In one and a half hours, I lost my best friend, my partner in parenting, my great love, my support, my greatest fan, and my lover and companion. All gone in one day. The person who knows me best. The one who loves me unconditionally. I appear like I am handling things well, but every once in a while, I will suddenly get the sucker punch remembrance that he is gone, and my reaction is, "Oh, my god!" Then I experience the "now what?," the panic, the great unfairness of it all once again. Over and over again.
Yesterday I took the kids to the science center because, first, they needed a distraction, and second, the membership was expiring at the end of the month. Each of the kids is handling it differently, Kiki apparently the best, but I wonder if she simply appears to be doing better than the rest of us. Rocky hasn't begun to verbalize this whole thing, and Nita has regressed a little, and is a little less fearless. She is like I am in that she will be blindsided and then cry a bit, and she is cranky, but at least she is showing some reaction.

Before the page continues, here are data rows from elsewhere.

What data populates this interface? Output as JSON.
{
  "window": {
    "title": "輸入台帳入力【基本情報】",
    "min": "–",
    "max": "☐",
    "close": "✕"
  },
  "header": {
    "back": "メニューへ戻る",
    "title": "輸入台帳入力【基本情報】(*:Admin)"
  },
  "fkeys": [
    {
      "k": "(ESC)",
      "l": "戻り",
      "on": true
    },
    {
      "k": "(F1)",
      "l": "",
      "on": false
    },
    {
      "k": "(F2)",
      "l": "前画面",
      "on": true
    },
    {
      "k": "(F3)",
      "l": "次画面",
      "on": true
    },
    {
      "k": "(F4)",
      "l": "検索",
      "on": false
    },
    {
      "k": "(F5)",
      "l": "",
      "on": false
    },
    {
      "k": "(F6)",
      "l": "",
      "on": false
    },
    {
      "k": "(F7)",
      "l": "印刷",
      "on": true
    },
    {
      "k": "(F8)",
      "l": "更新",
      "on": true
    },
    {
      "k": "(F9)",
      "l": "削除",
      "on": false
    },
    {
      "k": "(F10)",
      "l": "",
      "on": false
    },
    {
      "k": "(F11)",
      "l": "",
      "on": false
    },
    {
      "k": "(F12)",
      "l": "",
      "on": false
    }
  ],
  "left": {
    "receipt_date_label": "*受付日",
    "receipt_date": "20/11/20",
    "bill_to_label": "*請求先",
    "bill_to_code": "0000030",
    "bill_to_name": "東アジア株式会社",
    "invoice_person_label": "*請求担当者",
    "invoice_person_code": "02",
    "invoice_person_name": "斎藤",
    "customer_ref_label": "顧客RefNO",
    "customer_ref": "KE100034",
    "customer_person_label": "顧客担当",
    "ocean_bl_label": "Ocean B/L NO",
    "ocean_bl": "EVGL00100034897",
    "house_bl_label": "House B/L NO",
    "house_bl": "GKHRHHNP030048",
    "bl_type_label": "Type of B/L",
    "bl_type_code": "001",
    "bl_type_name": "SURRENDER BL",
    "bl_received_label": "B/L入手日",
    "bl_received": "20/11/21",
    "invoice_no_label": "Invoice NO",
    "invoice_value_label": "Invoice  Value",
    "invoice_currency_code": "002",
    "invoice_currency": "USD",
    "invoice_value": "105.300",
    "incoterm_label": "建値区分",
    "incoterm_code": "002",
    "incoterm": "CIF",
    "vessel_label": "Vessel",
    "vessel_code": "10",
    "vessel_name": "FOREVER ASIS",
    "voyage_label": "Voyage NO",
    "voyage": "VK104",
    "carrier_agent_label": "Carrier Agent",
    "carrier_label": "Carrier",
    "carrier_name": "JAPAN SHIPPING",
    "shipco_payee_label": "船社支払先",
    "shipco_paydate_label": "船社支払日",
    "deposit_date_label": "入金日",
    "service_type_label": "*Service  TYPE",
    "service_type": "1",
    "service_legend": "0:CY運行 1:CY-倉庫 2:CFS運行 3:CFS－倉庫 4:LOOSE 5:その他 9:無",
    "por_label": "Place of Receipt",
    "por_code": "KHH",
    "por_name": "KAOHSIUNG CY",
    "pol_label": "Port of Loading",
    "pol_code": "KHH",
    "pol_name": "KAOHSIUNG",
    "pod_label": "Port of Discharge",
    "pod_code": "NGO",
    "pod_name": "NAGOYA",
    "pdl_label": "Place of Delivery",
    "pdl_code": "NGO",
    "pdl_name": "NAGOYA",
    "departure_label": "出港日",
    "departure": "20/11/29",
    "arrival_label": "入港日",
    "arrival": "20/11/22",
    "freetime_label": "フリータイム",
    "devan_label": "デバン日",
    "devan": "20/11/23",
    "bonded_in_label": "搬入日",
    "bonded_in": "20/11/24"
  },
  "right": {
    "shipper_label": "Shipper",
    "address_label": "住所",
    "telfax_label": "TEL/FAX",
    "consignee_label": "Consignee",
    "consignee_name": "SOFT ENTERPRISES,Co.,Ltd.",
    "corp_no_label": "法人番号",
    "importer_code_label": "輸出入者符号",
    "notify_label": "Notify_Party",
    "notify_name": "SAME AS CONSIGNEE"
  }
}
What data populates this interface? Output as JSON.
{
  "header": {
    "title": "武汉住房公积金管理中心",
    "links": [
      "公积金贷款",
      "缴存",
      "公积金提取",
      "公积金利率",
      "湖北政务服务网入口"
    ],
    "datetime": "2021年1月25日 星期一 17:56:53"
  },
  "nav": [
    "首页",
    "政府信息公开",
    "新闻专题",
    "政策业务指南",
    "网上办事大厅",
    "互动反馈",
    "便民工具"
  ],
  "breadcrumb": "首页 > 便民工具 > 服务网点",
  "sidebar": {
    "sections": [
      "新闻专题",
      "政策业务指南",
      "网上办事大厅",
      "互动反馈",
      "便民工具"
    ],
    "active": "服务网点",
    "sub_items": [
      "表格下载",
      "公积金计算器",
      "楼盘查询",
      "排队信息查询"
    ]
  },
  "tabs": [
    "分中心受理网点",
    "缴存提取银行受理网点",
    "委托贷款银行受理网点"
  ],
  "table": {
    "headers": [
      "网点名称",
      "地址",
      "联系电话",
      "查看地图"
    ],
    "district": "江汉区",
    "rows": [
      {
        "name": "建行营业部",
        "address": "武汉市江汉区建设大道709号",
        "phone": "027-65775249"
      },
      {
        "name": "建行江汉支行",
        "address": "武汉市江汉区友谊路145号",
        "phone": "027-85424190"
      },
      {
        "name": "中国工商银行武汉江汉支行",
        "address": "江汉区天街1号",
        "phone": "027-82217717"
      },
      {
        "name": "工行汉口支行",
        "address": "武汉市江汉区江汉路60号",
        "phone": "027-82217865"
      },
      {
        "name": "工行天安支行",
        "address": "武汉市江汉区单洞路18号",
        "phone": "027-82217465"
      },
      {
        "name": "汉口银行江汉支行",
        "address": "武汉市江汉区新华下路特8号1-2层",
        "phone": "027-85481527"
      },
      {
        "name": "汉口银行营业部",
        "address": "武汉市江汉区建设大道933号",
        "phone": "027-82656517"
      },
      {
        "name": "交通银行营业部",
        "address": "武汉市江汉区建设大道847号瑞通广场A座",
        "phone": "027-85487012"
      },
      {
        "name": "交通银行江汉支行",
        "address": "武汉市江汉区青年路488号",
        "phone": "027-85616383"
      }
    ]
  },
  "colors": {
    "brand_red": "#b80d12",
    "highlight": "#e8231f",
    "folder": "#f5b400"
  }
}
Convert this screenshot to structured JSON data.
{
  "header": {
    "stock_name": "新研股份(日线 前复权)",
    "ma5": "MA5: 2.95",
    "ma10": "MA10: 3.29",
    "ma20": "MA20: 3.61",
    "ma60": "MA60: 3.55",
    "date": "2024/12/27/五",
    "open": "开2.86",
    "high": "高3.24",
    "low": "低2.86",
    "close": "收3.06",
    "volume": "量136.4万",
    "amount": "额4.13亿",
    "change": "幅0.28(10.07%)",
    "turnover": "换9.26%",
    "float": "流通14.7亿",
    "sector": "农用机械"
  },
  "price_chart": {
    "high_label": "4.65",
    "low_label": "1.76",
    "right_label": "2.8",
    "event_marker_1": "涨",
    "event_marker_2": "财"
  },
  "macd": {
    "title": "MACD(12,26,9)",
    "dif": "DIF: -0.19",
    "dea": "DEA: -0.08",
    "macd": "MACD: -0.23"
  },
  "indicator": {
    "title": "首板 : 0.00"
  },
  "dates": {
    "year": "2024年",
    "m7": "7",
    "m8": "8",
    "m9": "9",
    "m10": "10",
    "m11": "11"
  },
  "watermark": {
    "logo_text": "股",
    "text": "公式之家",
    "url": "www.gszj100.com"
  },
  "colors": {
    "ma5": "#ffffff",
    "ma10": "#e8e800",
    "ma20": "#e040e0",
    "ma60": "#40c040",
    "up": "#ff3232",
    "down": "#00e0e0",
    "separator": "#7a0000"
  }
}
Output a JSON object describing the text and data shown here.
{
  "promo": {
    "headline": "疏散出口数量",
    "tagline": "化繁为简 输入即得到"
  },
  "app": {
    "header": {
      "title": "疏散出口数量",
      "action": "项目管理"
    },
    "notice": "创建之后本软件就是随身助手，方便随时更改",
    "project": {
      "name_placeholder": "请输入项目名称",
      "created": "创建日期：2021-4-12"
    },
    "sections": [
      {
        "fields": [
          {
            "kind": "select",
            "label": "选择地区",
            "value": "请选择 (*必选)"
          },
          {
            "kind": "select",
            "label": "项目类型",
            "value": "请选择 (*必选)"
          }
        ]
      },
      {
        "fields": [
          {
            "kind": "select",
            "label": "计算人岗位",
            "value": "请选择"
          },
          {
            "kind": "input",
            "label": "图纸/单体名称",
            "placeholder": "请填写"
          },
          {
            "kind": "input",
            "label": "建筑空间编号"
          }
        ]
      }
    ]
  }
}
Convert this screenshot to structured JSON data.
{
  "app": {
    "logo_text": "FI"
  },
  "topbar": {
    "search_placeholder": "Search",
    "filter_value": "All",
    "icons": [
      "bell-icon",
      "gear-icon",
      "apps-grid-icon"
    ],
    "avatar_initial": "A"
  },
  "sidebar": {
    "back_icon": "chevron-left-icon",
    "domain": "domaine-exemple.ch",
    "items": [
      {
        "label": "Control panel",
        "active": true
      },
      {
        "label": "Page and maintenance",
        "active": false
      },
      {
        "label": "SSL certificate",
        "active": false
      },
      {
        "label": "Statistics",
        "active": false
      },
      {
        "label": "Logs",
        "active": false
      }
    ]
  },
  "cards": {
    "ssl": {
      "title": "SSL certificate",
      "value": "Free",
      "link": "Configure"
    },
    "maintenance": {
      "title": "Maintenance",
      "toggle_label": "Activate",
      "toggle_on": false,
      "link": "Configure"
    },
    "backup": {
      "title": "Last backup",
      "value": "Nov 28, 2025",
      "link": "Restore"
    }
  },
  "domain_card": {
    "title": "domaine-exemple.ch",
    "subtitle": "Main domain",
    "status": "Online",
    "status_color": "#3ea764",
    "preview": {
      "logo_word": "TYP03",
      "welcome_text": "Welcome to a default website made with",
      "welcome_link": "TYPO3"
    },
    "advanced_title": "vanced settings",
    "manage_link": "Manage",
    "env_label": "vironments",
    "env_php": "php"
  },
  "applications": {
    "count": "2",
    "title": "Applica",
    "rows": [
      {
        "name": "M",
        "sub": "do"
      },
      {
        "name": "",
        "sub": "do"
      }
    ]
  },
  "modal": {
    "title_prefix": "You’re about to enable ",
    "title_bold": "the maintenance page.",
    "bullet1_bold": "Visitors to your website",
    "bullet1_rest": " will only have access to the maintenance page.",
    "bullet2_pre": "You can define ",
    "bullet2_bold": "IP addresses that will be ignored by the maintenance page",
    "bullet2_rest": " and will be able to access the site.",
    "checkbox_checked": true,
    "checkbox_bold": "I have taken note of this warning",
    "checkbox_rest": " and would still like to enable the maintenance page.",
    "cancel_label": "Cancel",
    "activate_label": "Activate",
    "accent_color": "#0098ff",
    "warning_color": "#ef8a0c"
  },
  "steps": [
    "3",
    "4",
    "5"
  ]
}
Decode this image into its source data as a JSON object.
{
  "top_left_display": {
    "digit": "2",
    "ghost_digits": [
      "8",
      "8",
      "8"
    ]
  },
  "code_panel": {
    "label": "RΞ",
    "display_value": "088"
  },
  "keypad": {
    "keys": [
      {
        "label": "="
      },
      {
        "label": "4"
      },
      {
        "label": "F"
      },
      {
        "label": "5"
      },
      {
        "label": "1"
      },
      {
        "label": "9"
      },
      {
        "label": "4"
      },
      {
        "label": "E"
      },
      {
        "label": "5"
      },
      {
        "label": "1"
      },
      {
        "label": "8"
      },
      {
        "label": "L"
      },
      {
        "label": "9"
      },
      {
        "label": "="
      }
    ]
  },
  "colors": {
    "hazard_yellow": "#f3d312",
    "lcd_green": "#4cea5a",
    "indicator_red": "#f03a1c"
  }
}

Anyway, on the way to the science center, we were on the expressway, and I suddenly, for a brief instant, thought I could simply go into the path of a truck and end it for all of us. However, good sense (or at least social expectations) prevailed, and I recollected that we had purchased one of the highest safety ratings vehicles (a lot of good it did EG), and I realized that I could fail in my intent and survive but lose my children, too, and probably end up incarcerated and a paraplegic with no van left to adapt for hand controls. Or, worse yet, become one of those poster children for women driven over the edge (pardon the pun) by the hormonal roller coaster of menopause.
People ask, "How are you doing," but I don't know if they REALLY want to know, to listen to me rail about how much I hate this and how unfair it is, to hear about the pain and loss, or if they really care that I am having trouble breathing, thinking, eating, and making decisions. If it weren't for the kids and their schedules, and the dogs with their immediate needs, I don't know if I could or more accurately, would want to, function.
But I do.
Shortly after EG died, my sister gave me a ring which she purchased for herself. It is a simple silver band, but the shape is a mobius, so the ring draws attention to itself both from the wearer and the observer. The ring has the quote, "A journey of one thousand miles begins with a single step." And so, every day, sometimes every hour or every minute, I take one more step on the journey.